It was issued for a limited time before being replaced by the .45 FMJ load. The general reason was that the cardboard was a big failure point in a wartime environment. 

End of the Line 

The Peters Riot cartridge faded from history and is fairly obscure and rare to come across now. However, as we all know, snake/rat shot has gone on to live a full life in tons of calibers. While birdshot isn’t advisable for less lethal applications like crowd control, it works well to keep the garden and barn clear of pests. 
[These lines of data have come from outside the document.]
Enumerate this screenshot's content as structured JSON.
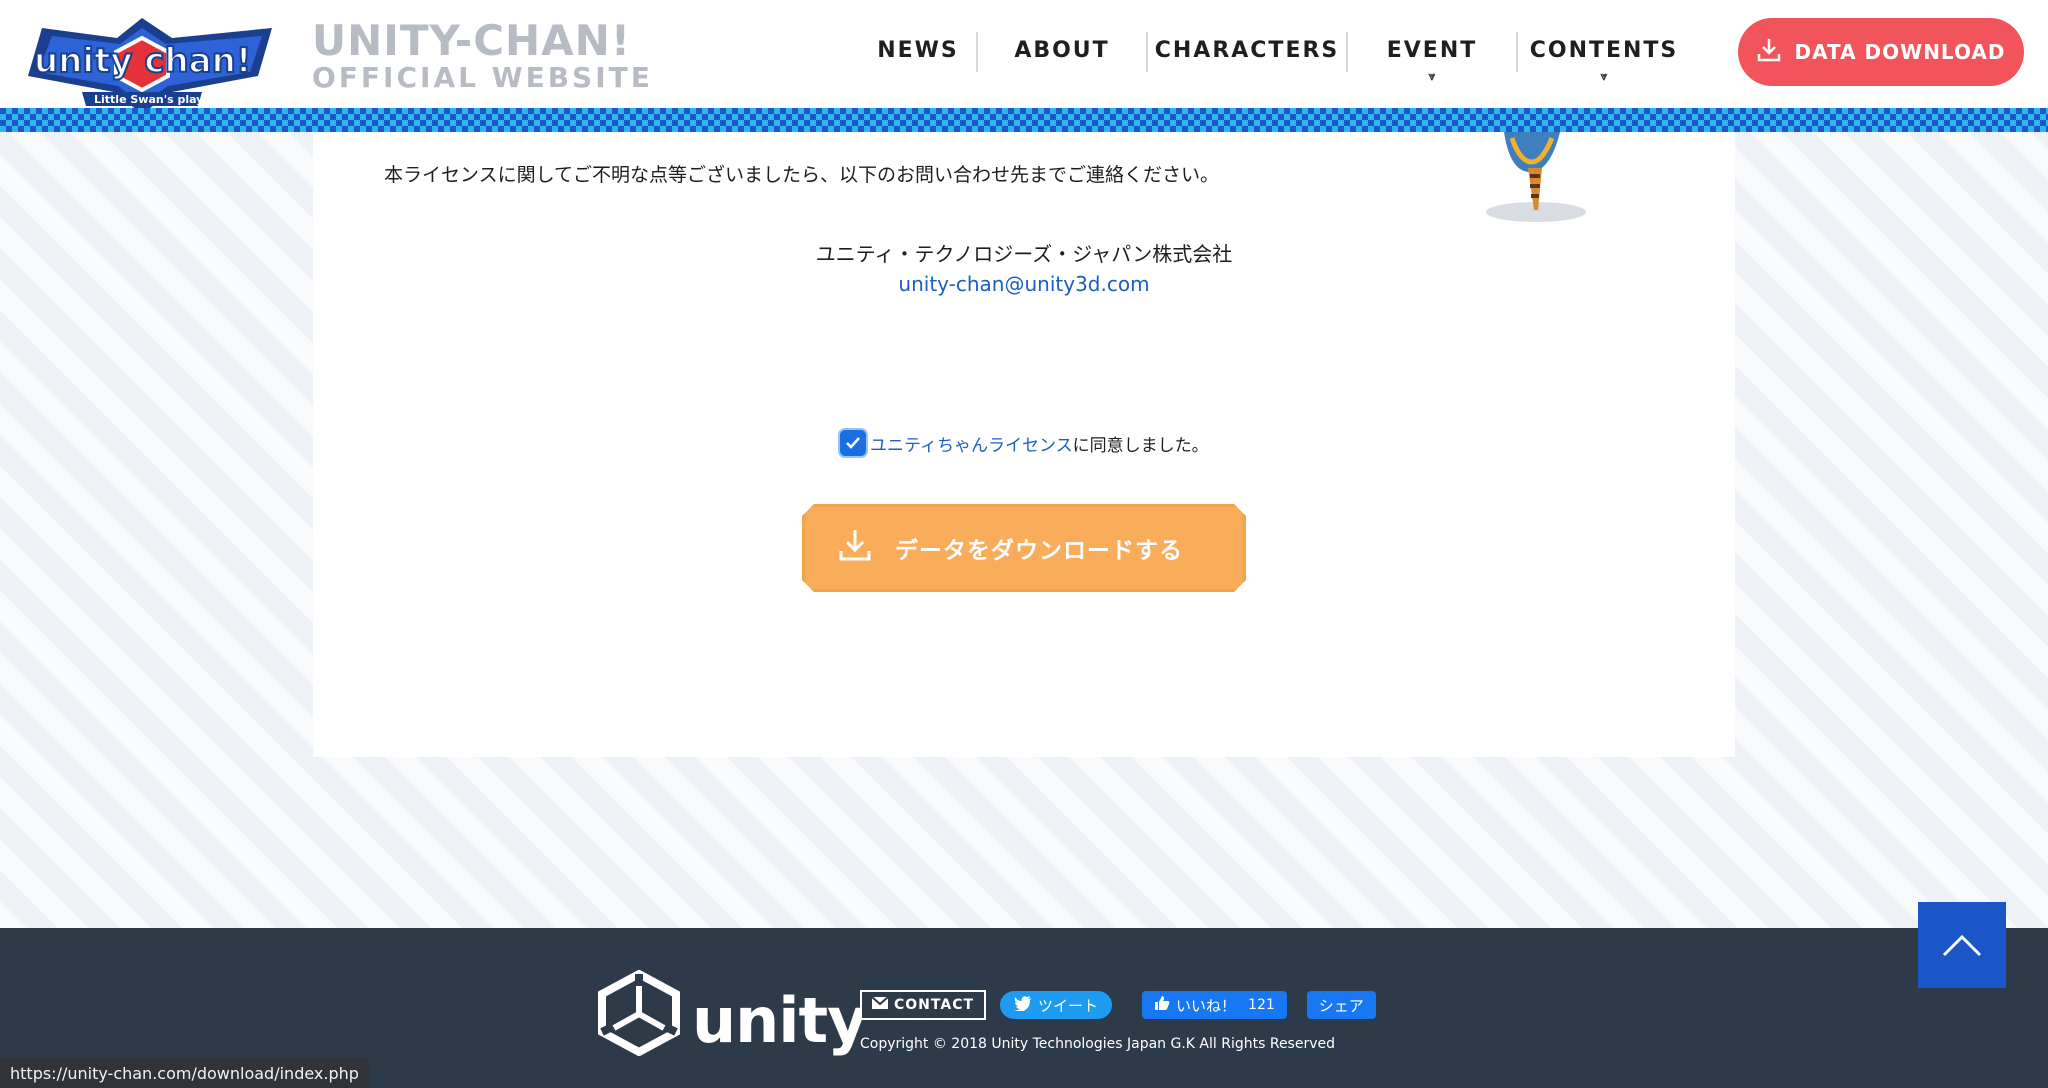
{
  "header": {
    "logo_text": "unity chan!",
    "logo_tagline": "Little Swan's playGROWnd",
    "title_line1": "UNITY-CHAN!",
    "title_line2": "OFFICIAL WEBSITE",
    "nav": [
      {
        "label": "NEWS",
        "has_dropdown": false
      },
      {
        "label": "ABOUT",
        "has_dropdown": false
      },
      {
        "label": "CHARACTERS",
        "has_dropdown": false
      },
      {
        "label": "EVENT",
        "has_dropdown": true
      },
      {
        "label": "CONTENTS",
        "has_dropdown": true
      }
    ],
    "download_button": "DATA DOWNLOAD"
  },
  "content": {
    "license_notice": "本ライセンスに関してご不明な点等ございましたら、以下のお問い合わせ先までご連絡ください。",
    "company": "ユニティ・テクノロジーズ・ジャパン株式会社",
    "email": "unity-chan@unity3d.com",
    "agree_checked": true,
    "agree_link": "ユニティちゃんライセンス",
    "agree_suffix": "に同意しました。",
    "download_button": "データをダウンロードする"
  },
  "footer": {
    "unity_wordmark": "unity",
    "contact_label": "CONTACT",
    "tweet_label": "ツイート",
    "like_label": "いいね！",
    "like_count": "121",
    "share_label": "シェア",
    "copyright": "Copyright © 2018 Unity Technologies Japan G.K All Rights Reserved"
  },
  "status_url": "https://unity-chan.com/download/index.php",
  "colors": {
    "accent_red": "#f2545b",
    "accent_orange": "#f9ad5a",
    "link_blue": "#1b5ec4",
    "footer_bg": "#2d3a49",
    "back_to_top": "#1b56c8"
  }
}
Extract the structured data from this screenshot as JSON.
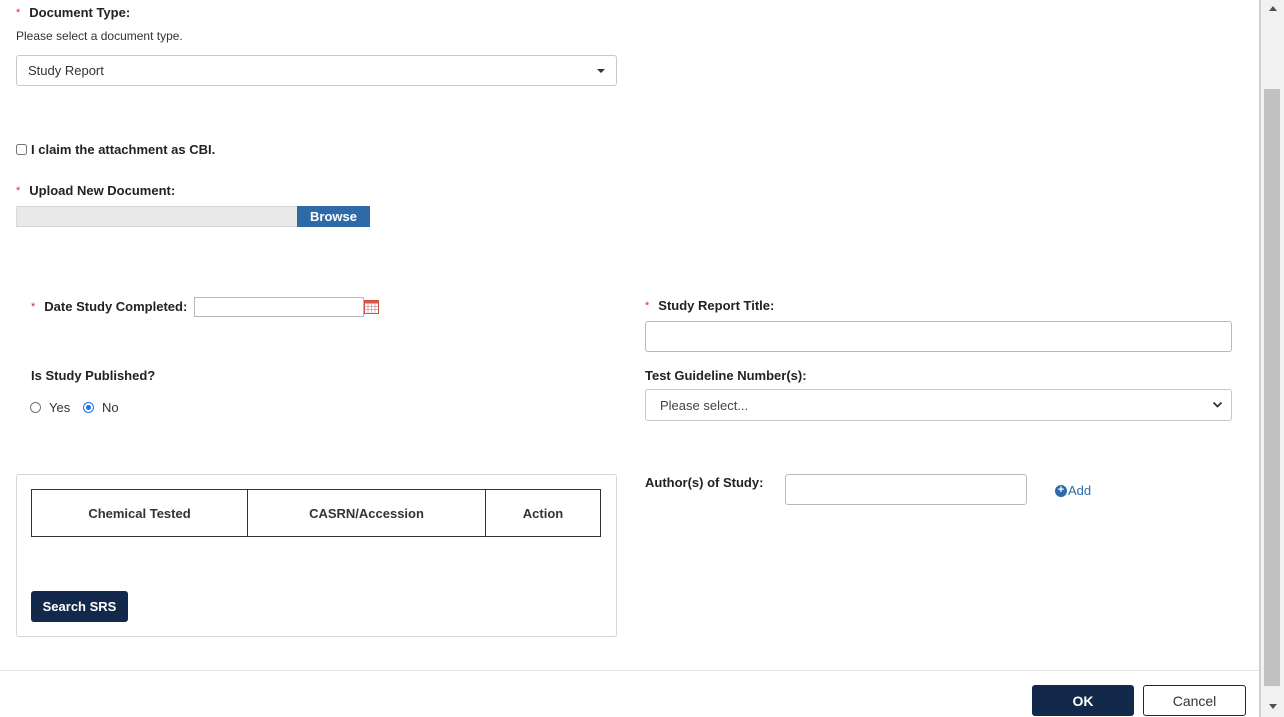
{
  "document_type": {
    "required_marker": "*",
    "label": "Document Type:",
    "help_text": "Please select a document type.",
    "selected_value": "Study Report"
  },
  "cbi": {
    "label": "I claim the attachment as CBI.",
    "checked": false
  },
  "upload": {
    "required_marker": "*",
    "label": "Upload New Document:",
    "browse_label": "Browse"
  },
  "date_completed": {
    "required_marker": "*",
    "label": "Date Study Completed:",
    "value": ""
  },
  "study_report_title": {
    "required_marker": "*",
    "label": "Study Report Title:",
    "value": ""
  },
  "published": {
    "label": "Is Study Published?",
    "options": [
      "Yes",
      "No"
    ],
    "selected": "No"
  },
  "test_guideline": {
    "label": "Test Guideline Number(s):",
    "placeholder": "Please select..."
  },
  "chemical_table": {
    "columns": [
      "Chemical Tested",
      "CASRN/Accession",
      "Action"
    ],
    "search_button": "Search SRS"
  },
  "authors": {
    "label": "Author(s) of Study:",
    "value": "",
    "add_label": "Add"
  },
  "footer": {
    "ok_label": "OK",
    "cancel_label": "Cancel"
  },
  "colors": {
    "required": "#d9263b",
    "primary_button": "#13294b",
    "browse_button": "#2d6aa7",
    "link": "#2d6aa7"
  }
}
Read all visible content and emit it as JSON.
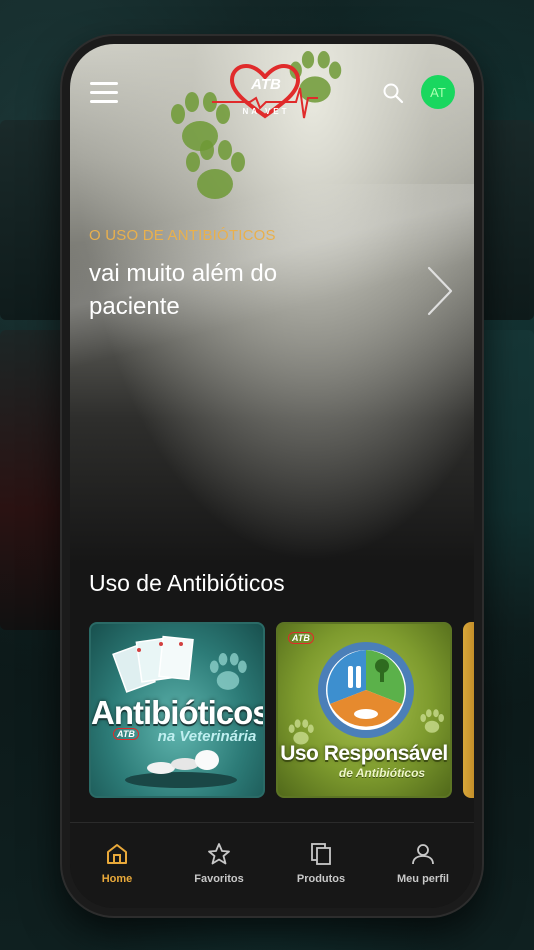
{
  "header": {
    "logo_text": "ATB",
    "logo_subtext": "NA VET",
    "avatar_initials": "AT"
  },
  "hero": {
    "eyebrow": "O USO DE ANTIBIÓTICOS",
    "title": "vai muito além do paciente"
  },
  "section": {
    "title": "Uso de Antibióticos",
    "cards": [
      {
        "title": "Antibióticos",
        "subtitle": "na Veterinária",
        "logo_text": "ATB"
      },
      {
        "title": "Uso Responsável",
        "subtitle": "de Antibióticos",
        "logo_text": "ATB"
      }
    ]
  },
  "bottom_nav": {
    "items": [
      {
        "label": "Home",
        "icon": "home-icon",
        "active": true
      },
      {
        "label": "Favoritos",
        "icon": "star-icon",
        "active": false
      },
      {
        "label": "Produtos",
        "icon": "copy-icon",
        "active": false
      },
      {
        "label": "Meu perfil",
        "icon": "user-icon",
        "active": false
      }
    ]
  },
  "colors": {
    "accent": "#e9b04d",
    "avatar": "#19d75f",
    "logo_red": "#e02b2b",
    "paw_green": "#6f9a36"
  }
}
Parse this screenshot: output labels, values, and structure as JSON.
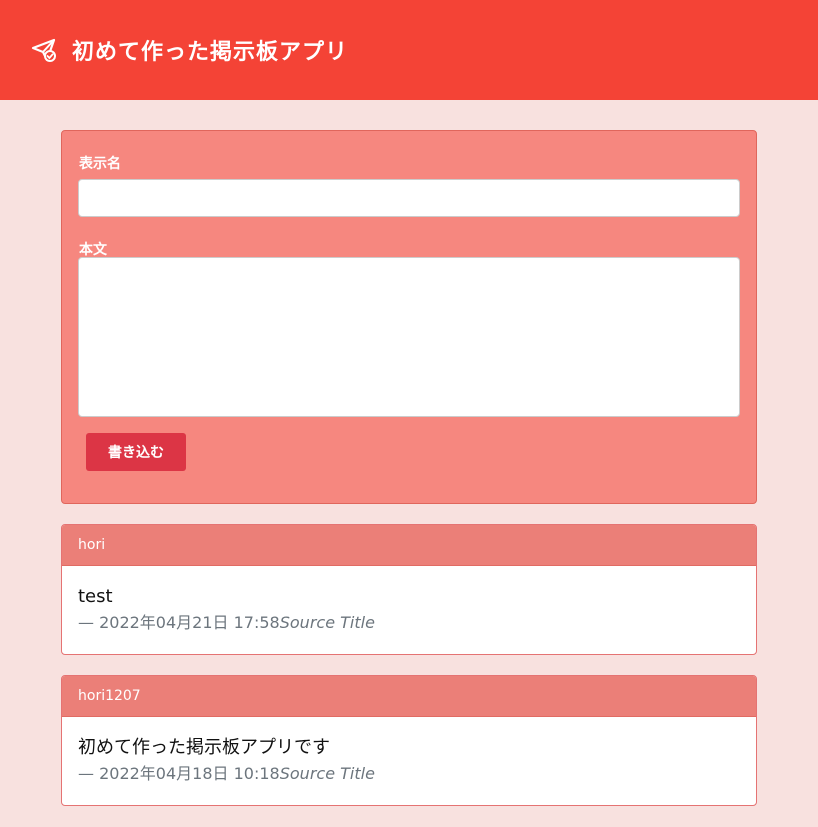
{
  "header": {
    "title": "初めて作った掲示板アプリ",
    "icon": "paper-plane-check-icon"
  },
  "form": {
    "name_label": "表示名",
    "name_value": "",
    "body_label": "本文",
    "body_value": "",
    "submit_label": "書き込む"
  },
  "posts": [
    {
      "author": "hori",
      "text": "test",
      "meta_prefix": "— 2022年04月21日 17:58",
      "source": "Source Title"
    },
    {
      "author": "hori1207",
      "text": "初めて作った掲示板アプリです",
      "meta_prefix": "— 2022年04月18日 10:18",
      "source": "Source Title"
    }
  ],
  "colors": {
    "header": "#f44336",
    "background": "#f8e1df",
    "form_card": "#f6877f",
    "post_header": "#eb7f78",
    "submit_button": "#dc3545"
  }
}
Travis Pike
Travis Pike is a former Marine Machine gunner who served with 2nd Bn 2nd Marines for 5 years. He deployed in 2009 to Afghanistan and again in 2011 with the 22nd MEU(SOC) during a record setting 11 months at sea. He’s trained with the Romanian Army, the Spanish Marines, the Emirate Marines and the Afghan National Army. He serves as an NRA certified pistol instructor and teaches concealed carry classes.